The source of the problem is the car-prioritizing values and procedures that remain at the core of transportation planning and analytic methods and expressed through current practices. According to Massachusetts’ Procedures for Speed Zoning on State and Municipal Roadways manual, “The goal of our Speed Limit Traffic Control Program has always been… in the best interest of the motoring public’s right to use a roadway in a reasonable and proper manner….” It is theoretically possible to stretch the words “reasonable and proper” to include all the other factors relating to the impact of motorized traffic on our social environment and public health as well as the rights of non-motorists to use public space. But, in procedural reality, the “motoring public’s right to use a roadway” to go as fast as “ideal conditions” allow takes priority. (For another procedural tool that leads to the same car-centric results, check out the way Level of Service analysis is usually done.)
In effect, the rules and procedures for setting speed limits are entirely focused on accommodating car drivers. Period. There is no method to incorporate any other factor besides simplifying enforcement. Safety of pedestrians? Encouragement of bicycling? Impact on the social environment in public spaces? No mention; no formal way to include; and certainly not prioritized.
The result is that despite widespread desire and many efforts to lower car speeds, it seldom occurs.
THE ROUTE FORWARD
There is a solution. It starts by affirming the core principal that motorist comfort should not be the primary determinant of Design Speed, road structure and markings, or the Speed Limit. This is not actually a new or off-the-chart idea. In fact, at both the federal and state levels, official policy now insists that the safety, comfort, and mobility of people traveling by foot, bike, bus, trolley, and train be given equal consideration as those in cars. Former US Transportation Secretary LaHood issued a new multi-modal-favoring policy and blogged that “This is the end of favoring motorized transportation at the expense of nonmotorized.” In Massachusetts, because of its aggressive “mode shift” goals to triple the number of walking, bicycling, and transit trips, official policy even can be interpreted as prioritizing the needs of non-car users – an interpretation reinforced by the recent Healthy Transportation Policy Directive.
However, there remains a huge gap between policy and practice. One way to begin operationalizing these policies is to put the concept of Target Speed – the “desired operating speed” – at the core of not only the Design Speed selection and Speed Zone Study processes but also every routine restriping, maintenance, and repair job. This relatively new piece of Transportation jargon needs to be understood, and if necessary redefined, to include everyone’s safety; and the criteria used to calculate it must include the impact of car (and truck) movement on people’s willingness to use other modes, as well as on the large influence of transportation on the quality of life in the surrounding neighborhood. And we need to go beyond statements of policy and principle to have the new approach incorporated in the guidelines, formulas, and evaluations of every Traffic project.
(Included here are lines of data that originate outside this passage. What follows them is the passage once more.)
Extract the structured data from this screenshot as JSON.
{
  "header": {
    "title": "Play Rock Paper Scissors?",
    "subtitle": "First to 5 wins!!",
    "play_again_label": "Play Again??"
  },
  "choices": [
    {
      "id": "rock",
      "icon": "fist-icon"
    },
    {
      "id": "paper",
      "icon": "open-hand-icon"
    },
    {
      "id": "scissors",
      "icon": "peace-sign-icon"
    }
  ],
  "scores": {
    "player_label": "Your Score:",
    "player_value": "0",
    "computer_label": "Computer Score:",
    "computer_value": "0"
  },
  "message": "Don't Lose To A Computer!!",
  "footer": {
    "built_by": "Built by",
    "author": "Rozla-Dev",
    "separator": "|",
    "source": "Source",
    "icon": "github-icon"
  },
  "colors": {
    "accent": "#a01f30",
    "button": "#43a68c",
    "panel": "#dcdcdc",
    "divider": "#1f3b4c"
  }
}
While MassDOT adjusts its internal operations, the process can be moved forward through passage of several bills now under Legislative consideration. H.550, sponsored by State Representative Denise Provost, will authorize locally-designated 20 mph Senior Citizen Safety Zones in addition to the current School Zones – a first step towards allowing the creation, at local discretion, of Safety Zones near hospitals, playgrounds, railroad stations, senior housing, even business areas. H.3129, also sponsored by Representative Provost, will set 25 mph, instead of the current 30, as the default speed limit for local roads in urban districts without explicit Speed Limit posting. Call your Representative and let them know what you think!
…THE REST OF THIS POST IS A DETAILED EXPANSION OF THE ABOVE MATERIAL…
Thanks to Tom DiPaolo and Peter Furth for extensive feedback on previous drafts; the remaining errors are entirely my own responsibility.
Related previous blog posts:
_____________________ Continue reading